I grew up in a city of train tracks, a city that aims to overflow. A city that takes pride in sending its name out across the country stamped on boxes and cartons and cans. Now far away from my childhood home I delight to find that name in small letters at the grocery store, a reminder of my neighbors and friends and the people who made West Chicago smell like Cinnamon Toast Crunch.
The "local food" movement has incriminated foods that come from far away because of a dirty list of nasties, like fuel prices and preservatives. But a real place is defined by its exports, good and bad. Families, communities, cities, and regions shouldn't be striving to be introverted islands of sustainability.
They should aim to overflow. By their fruit you shall know them. Busting out through huge steel infrastructure if need be, covering thousands of miles.
West Chicago (the suburb) was a great place to grow up, a place with a profound identity. Where companies like General Mills, and Campbells were not impersonal and ill-motivated corporations, but pay check providers, whose productivity was tangible. From food on the table to the smell in the air, the town is sustained by mass-production. The air outside of my high school was thick with it. It was the smell (and practically taste) of growing mushrooms.
To be clear, there was no fungus problem at the school, but Campbell's Cream of Mushroom Soup must be made, and where it is, I guarantee you people are smelling it. Most of my generation was raised on Cream of Mushroom Soup-based dinner conglomerates, and good for us--but I digress.
My hometown is not the only place that lives on its exports. Most places do. The wheat fields of the Palouse - whose smells and patterns and colors are what makes this place our place - are not grown for us. The harvest of "our fields" is enough to feed several small countries (and it does), but it is a part of us. Our community would not be our community without it.

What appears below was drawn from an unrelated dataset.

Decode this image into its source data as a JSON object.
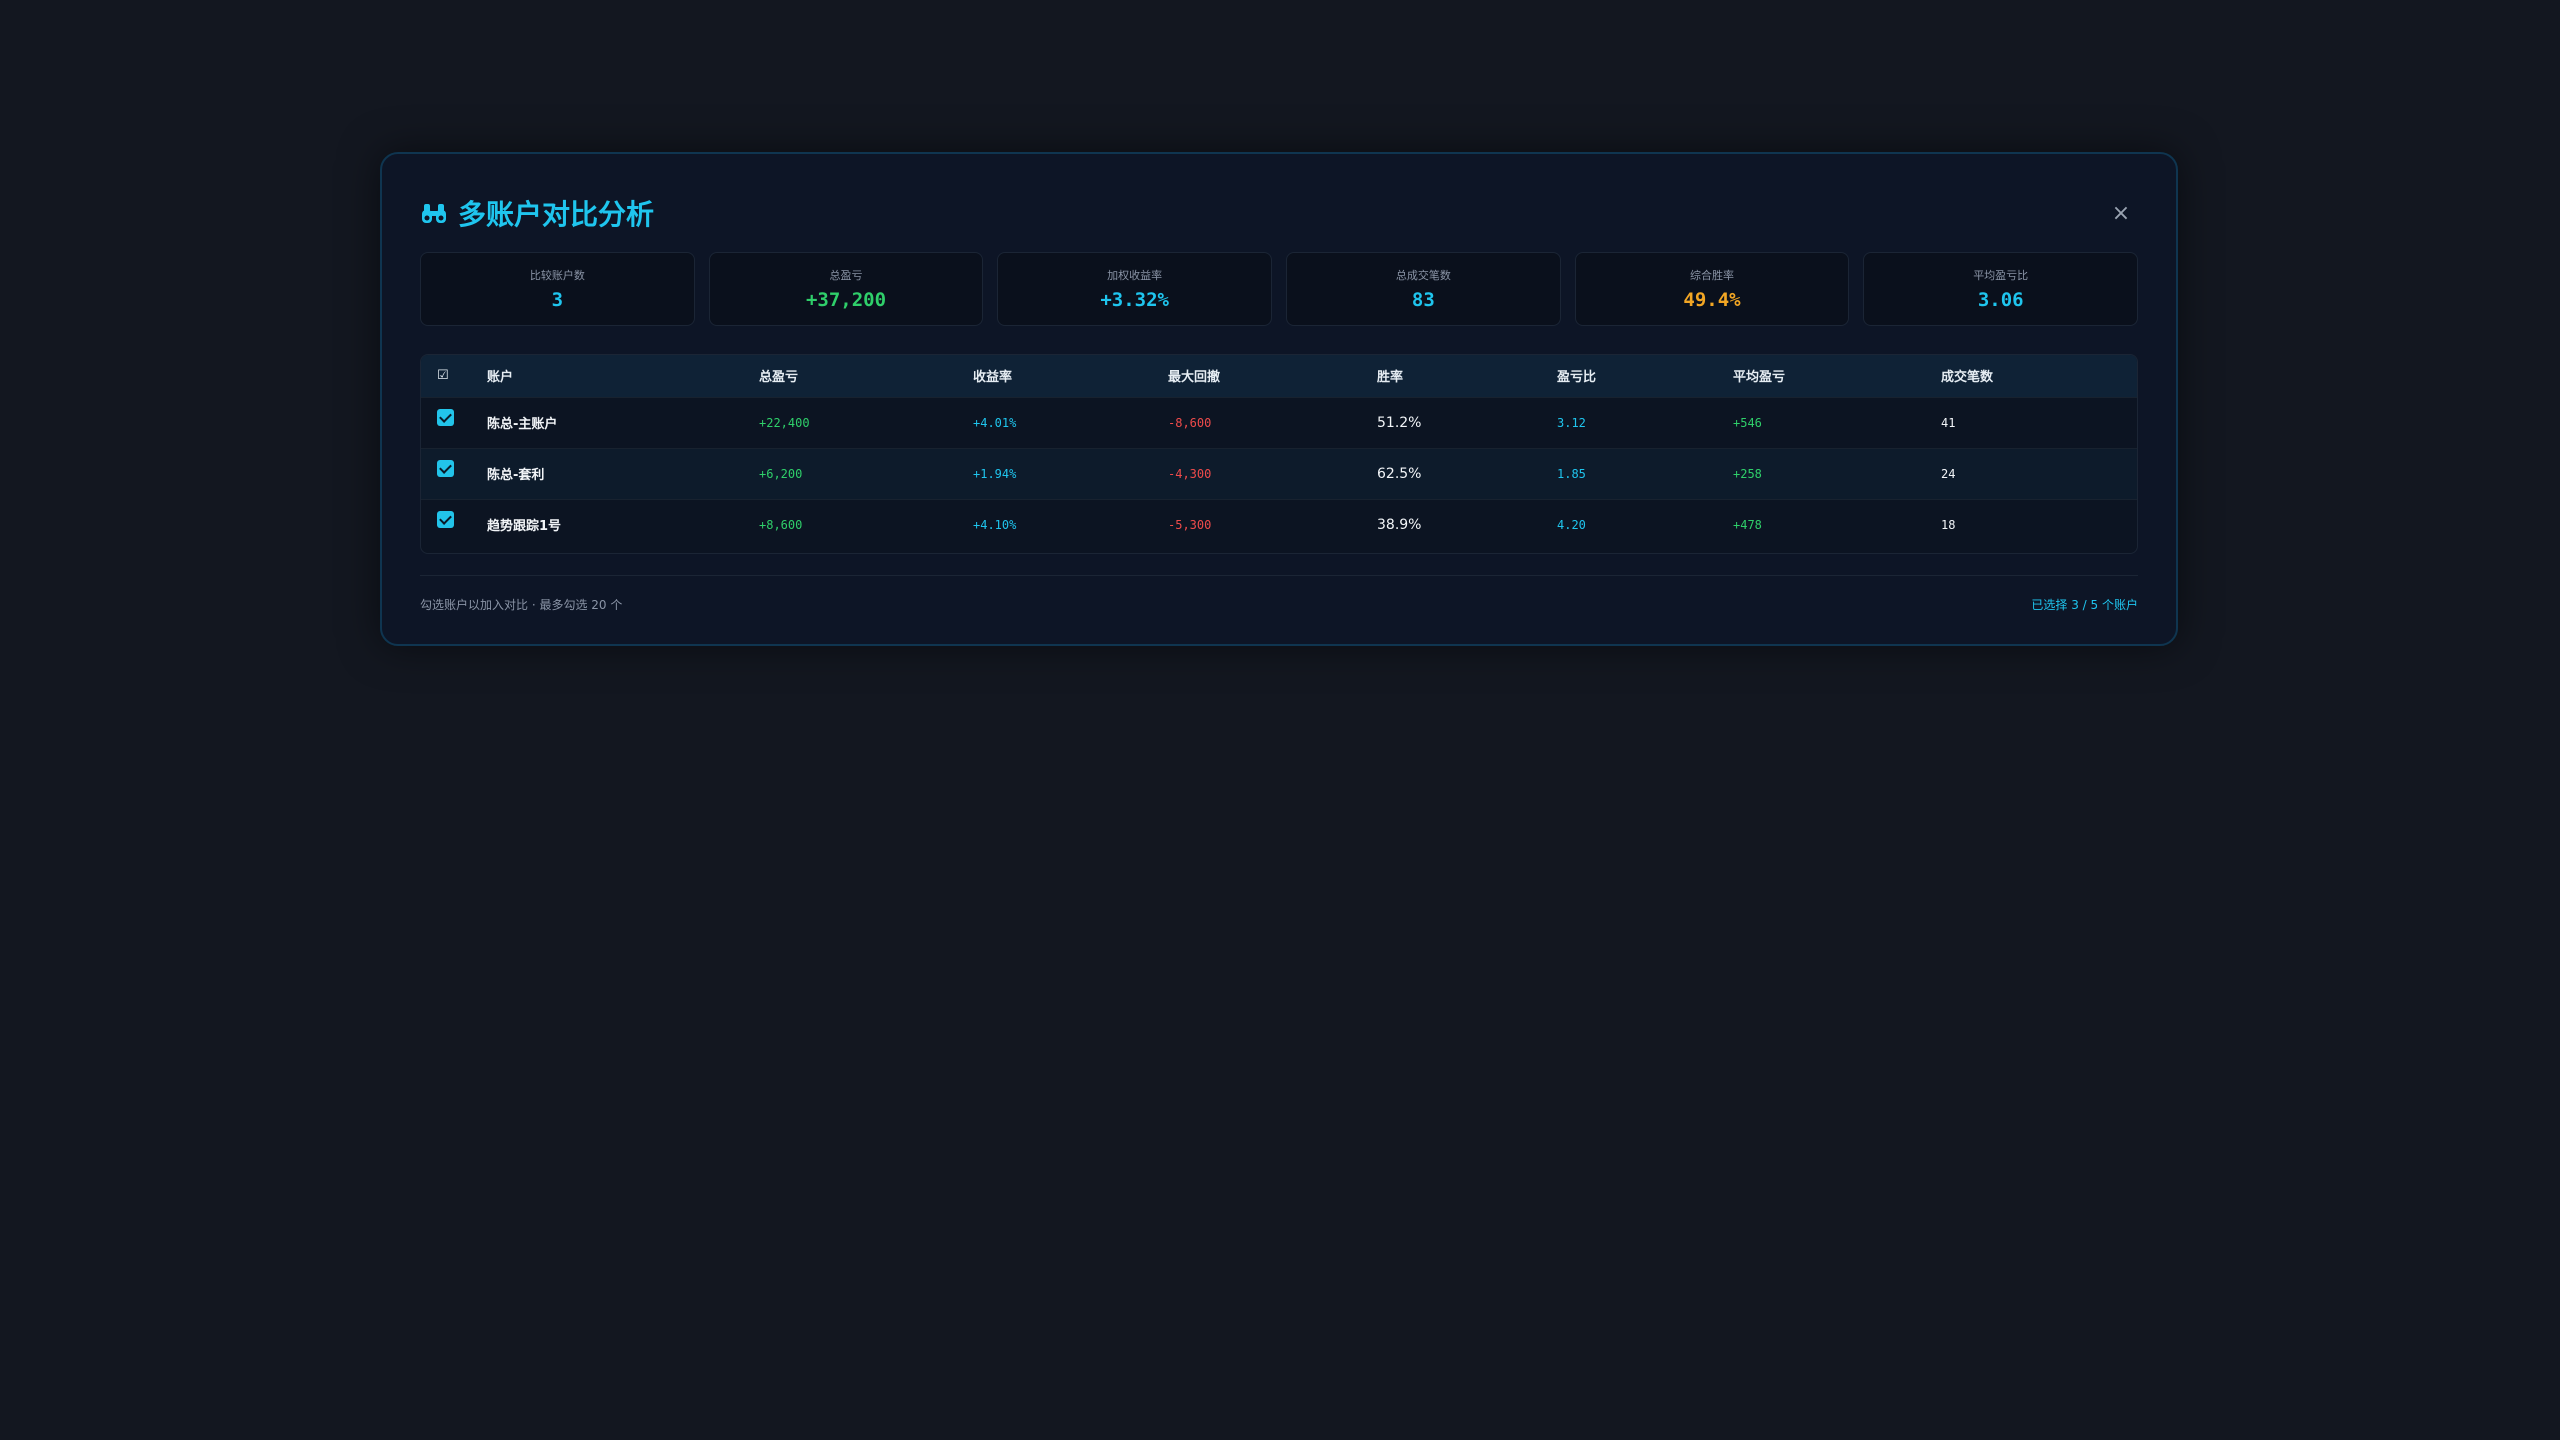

Food and food related issues are very hip right now. Our culture is desperately struggling to capture nostalgic and "genuine" community, to slow down and become more "local" through our eating, (tweeting throughout the meal to keep everyone posted on our efforts, if possible). While torn with guilt at every act of consuming, it is a sham salvation offered through consuming. Eat the right things and it will mean something. Don't eat sugar cereal and you are doing something special. Eat what you grew in the back yard and you are really starting to get somewhere. And while it is true that fellowship around the table defines a people, it is not what we are putting into our mouths that defines us. It is our exports - what is coming out of our mouths. Are we thankful? Even for Cinnamon Toast Crunch? Then we are productive members of our community. Do we fail to find mercy on our plate if it developed a carbon footprint on it's way to us? Then we are nothing but guilty consumers.
As Christians we all gather around the same table - and gratitude is what should define our fellowship. But we should not be content with a little bit of quiet gratitude. We should aim to produce so much that we have to box, can, and ship it around the globe.